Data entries
::::

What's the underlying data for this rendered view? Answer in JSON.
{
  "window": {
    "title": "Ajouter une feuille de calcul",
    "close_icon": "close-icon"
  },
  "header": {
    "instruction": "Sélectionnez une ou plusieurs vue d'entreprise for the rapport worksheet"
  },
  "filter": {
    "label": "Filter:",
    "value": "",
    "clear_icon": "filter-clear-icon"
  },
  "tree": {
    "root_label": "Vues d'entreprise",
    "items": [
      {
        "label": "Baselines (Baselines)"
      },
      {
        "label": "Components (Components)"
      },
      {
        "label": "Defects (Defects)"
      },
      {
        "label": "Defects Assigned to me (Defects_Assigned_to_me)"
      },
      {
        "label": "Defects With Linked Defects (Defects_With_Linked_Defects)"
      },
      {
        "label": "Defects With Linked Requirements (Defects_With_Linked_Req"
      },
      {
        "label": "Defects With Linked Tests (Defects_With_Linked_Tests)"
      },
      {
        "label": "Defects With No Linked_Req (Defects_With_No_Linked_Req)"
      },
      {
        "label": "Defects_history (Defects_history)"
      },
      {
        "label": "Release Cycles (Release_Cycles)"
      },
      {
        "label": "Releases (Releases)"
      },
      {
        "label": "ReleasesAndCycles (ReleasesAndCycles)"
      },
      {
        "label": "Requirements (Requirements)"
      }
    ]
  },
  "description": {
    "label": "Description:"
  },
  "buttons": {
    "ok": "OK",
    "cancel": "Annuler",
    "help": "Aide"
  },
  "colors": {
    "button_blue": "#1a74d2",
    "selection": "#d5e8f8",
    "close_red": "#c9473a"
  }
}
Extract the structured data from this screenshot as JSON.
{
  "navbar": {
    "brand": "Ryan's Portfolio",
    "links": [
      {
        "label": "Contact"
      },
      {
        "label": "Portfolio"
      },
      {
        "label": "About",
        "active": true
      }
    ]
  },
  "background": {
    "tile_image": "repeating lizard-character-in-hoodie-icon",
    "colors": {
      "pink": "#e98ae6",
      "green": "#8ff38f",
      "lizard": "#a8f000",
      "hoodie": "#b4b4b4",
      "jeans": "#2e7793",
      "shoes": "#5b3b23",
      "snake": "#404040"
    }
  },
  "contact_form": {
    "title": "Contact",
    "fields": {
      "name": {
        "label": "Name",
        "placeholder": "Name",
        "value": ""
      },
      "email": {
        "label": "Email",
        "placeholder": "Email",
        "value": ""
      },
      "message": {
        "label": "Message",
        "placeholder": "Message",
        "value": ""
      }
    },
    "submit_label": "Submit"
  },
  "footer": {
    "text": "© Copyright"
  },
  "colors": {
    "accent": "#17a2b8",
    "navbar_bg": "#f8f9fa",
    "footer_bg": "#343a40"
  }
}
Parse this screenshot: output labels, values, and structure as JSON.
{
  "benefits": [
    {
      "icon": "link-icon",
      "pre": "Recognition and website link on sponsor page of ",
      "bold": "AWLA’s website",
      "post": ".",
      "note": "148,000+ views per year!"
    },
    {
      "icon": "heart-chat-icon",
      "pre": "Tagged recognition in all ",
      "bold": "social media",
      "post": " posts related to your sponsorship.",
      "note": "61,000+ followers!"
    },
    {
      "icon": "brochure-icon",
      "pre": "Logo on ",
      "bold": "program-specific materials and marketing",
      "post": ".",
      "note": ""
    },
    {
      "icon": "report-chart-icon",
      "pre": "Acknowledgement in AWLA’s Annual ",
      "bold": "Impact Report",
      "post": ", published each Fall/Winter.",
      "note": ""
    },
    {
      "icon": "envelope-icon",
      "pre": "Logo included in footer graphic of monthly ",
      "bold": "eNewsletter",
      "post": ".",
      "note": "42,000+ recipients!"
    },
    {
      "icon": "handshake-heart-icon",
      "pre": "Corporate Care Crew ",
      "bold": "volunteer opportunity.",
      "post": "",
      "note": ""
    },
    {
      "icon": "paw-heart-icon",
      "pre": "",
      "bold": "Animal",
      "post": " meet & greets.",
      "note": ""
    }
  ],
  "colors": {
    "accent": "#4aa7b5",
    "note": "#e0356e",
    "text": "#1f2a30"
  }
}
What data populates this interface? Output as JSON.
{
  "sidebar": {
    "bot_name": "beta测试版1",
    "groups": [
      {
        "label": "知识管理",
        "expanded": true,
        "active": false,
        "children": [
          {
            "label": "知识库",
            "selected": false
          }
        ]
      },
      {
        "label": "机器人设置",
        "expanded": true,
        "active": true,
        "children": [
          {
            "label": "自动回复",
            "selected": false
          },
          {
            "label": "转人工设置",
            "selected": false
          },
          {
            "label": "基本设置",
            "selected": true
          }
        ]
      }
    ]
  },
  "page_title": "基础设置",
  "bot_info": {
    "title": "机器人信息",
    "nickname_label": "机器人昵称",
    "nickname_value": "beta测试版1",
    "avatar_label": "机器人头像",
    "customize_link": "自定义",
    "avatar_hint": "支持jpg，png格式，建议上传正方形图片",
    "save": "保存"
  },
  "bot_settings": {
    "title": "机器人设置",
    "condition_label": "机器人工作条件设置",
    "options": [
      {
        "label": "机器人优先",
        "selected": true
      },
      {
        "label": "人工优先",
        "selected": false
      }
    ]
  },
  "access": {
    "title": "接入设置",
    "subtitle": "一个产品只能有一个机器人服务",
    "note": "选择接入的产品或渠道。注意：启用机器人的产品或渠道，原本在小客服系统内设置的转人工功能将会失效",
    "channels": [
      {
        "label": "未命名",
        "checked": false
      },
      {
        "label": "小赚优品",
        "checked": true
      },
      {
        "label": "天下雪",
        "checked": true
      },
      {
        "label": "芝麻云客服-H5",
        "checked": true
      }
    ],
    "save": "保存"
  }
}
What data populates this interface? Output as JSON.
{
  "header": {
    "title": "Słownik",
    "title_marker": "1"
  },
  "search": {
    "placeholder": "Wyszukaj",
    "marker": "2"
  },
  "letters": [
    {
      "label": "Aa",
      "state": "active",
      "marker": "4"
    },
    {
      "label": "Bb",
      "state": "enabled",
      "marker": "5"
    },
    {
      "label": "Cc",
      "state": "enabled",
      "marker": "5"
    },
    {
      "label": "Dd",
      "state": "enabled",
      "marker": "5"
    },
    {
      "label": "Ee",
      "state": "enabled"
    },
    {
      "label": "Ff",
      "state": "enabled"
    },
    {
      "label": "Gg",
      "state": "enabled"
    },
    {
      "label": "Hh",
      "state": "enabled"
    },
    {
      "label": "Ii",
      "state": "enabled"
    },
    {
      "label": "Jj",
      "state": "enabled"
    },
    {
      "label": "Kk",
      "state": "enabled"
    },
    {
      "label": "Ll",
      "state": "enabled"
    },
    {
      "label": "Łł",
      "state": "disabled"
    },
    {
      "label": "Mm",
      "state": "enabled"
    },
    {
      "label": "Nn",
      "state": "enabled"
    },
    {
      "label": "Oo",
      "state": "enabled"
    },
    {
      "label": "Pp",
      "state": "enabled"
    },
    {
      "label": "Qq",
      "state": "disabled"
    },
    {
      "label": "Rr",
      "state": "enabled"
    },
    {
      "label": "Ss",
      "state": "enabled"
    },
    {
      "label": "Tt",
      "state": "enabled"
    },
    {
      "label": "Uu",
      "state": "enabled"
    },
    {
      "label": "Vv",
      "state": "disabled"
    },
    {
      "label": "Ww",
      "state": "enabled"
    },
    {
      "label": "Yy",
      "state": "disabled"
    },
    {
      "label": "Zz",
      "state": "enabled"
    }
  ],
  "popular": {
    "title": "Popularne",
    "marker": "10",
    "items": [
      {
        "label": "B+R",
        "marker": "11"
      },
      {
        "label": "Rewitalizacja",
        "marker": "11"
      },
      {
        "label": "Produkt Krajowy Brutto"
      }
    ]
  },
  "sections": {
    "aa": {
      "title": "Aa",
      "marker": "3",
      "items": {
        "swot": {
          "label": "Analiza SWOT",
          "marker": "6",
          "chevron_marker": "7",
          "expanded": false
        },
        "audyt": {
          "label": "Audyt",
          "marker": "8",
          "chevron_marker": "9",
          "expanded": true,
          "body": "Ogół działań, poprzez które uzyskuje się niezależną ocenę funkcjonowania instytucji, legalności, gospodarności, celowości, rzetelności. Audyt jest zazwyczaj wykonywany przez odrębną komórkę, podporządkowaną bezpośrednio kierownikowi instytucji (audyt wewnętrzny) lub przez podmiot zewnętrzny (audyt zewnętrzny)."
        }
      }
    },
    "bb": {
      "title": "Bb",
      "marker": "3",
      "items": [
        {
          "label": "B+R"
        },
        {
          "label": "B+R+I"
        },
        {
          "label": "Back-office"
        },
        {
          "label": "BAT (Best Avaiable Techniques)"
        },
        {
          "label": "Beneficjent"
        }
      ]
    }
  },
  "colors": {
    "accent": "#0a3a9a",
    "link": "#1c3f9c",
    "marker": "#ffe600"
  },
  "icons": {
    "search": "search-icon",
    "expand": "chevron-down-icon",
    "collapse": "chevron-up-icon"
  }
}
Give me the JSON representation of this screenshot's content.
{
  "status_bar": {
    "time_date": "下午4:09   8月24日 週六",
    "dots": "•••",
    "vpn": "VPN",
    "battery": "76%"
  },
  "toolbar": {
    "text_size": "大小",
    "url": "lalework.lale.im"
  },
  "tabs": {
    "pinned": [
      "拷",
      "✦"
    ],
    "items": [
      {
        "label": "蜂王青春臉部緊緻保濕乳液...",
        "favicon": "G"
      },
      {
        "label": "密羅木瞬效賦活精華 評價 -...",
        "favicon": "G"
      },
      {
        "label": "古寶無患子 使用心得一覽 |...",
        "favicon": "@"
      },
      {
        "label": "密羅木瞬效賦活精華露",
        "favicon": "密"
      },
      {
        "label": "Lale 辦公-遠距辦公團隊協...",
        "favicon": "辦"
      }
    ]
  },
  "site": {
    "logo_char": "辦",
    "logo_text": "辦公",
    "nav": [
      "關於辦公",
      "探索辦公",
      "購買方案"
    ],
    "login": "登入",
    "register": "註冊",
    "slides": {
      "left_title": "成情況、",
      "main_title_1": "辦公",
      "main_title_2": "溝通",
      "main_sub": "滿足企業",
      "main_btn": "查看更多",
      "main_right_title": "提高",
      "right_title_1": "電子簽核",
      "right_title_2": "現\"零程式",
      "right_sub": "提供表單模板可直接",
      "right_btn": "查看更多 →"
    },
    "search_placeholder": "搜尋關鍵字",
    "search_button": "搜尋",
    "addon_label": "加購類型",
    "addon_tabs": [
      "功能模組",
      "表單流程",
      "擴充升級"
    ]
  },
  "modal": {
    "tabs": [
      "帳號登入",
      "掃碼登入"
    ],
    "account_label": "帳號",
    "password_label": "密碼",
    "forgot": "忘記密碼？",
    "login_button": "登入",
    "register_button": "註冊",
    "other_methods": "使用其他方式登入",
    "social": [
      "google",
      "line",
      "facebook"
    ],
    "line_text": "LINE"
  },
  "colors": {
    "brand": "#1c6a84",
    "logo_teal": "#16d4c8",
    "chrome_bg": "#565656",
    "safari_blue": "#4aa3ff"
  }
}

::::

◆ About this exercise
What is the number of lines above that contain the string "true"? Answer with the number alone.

◆ Task response
10